◆ About this task
What lines in the records below contain the string "glRotatef"? Copy every one.

::: Supplied information

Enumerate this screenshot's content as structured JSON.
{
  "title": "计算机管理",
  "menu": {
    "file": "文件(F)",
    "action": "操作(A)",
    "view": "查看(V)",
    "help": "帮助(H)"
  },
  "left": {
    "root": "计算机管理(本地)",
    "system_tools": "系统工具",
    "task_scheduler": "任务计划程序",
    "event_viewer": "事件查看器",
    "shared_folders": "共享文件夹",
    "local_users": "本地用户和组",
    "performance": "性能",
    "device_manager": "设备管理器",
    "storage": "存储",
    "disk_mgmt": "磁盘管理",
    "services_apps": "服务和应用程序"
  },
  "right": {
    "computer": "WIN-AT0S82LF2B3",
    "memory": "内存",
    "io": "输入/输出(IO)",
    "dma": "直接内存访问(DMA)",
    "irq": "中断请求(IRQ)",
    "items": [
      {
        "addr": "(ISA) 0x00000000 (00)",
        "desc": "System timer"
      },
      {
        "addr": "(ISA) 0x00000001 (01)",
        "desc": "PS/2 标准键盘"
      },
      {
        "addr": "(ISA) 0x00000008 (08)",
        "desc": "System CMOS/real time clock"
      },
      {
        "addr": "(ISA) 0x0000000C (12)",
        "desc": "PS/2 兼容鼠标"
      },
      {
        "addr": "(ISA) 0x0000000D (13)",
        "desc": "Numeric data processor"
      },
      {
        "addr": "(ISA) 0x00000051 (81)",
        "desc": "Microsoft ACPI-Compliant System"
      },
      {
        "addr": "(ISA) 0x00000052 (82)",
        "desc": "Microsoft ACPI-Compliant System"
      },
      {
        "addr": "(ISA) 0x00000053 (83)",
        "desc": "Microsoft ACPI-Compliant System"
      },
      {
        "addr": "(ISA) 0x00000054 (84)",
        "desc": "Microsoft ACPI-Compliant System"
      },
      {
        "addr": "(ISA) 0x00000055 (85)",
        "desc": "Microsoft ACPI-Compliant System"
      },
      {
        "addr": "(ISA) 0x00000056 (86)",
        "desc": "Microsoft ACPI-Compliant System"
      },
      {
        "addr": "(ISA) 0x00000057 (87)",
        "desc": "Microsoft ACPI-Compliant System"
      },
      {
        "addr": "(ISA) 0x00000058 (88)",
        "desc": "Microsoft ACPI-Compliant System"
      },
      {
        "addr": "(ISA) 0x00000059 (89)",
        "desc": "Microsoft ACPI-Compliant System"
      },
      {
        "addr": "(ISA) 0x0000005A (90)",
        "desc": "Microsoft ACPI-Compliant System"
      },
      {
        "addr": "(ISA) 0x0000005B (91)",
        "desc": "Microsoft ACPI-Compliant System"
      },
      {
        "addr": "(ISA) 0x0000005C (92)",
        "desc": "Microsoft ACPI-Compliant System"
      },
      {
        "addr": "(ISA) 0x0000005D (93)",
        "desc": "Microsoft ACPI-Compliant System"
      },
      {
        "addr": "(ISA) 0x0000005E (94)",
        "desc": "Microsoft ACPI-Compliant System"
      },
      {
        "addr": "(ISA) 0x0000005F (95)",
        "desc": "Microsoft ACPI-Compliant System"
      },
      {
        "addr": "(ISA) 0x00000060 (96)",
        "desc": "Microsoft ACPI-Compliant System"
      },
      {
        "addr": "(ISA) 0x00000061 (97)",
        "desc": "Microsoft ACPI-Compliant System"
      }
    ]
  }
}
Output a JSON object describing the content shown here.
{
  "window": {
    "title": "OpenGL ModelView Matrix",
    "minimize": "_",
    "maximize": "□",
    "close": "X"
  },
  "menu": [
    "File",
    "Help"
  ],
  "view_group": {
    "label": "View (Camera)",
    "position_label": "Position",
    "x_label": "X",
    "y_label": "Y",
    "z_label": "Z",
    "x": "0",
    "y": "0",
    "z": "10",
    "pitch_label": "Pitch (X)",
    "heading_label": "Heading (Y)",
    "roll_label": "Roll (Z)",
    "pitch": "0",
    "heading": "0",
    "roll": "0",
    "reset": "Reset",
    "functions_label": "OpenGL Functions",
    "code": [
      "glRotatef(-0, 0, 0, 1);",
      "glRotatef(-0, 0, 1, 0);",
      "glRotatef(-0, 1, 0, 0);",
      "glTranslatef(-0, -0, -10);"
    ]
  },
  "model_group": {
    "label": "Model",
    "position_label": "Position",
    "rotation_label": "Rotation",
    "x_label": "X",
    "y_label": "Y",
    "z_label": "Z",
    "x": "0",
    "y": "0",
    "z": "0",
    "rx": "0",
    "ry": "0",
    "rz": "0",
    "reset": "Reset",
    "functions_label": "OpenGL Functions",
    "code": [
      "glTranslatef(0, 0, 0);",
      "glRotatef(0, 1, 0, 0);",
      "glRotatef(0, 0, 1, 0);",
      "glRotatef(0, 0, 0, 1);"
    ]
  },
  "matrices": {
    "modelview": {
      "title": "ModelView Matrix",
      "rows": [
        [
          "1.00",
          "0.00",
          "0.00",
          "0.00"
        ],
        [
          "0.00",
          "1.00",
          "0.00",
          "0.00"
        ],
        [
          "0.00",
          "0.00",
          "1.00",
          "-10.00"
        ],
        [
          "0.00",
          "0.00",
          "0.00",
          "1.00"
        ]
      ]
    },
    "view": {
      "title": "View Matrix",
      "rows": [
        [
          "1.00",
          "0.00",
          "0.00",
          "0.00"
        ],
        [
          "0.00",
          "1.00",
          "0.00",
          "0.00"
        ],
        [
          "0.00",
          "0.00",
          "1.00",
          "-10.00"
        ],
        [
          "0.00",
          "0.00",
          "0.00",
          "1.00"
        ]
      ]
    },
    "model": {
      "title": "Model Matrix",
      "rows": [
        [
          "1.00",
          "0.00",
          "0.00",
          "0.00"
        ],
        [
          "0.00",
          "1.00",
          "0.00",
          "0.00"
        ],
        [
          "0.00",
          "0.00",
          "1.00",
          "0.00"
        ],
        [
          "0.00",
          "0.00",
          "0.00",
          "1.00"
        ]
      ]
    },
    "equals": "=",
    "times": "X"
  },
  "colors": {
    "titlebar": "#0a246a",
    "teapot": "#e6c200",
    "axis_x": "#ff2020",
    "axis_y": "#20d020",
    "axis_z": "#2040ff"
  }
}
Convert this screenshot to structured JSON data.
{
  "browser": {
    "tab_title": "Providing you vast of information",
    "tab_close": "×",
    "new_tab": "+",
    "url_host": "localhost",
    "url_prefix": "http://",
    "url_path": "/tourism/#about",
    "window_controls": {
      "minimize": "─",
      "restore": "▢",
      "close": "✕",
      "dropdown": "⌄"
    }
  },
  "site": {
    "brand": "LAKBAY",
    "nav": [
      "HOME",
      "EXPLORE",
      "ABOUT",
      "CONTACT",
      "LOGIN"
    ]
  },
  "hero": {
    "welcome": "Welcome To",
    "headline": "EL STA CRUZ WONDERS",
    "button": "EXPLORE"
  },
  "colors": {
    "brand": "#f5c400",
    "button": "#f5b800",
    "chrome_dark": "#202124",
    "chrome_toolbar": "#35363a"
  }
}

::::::

◆ Answer for the task
      "glRotatef(-0, 0, 0, 1);",
      "glRotatef(-0, 0, 1, 0);",
      "glRotatef(-0, 1, 0, 0);",
      "glRotatef(0, 1, 0, 0);",
      "glRotatef(0, 0, 1, 0);",
      "glRotatef(0, 0, 0, 1);"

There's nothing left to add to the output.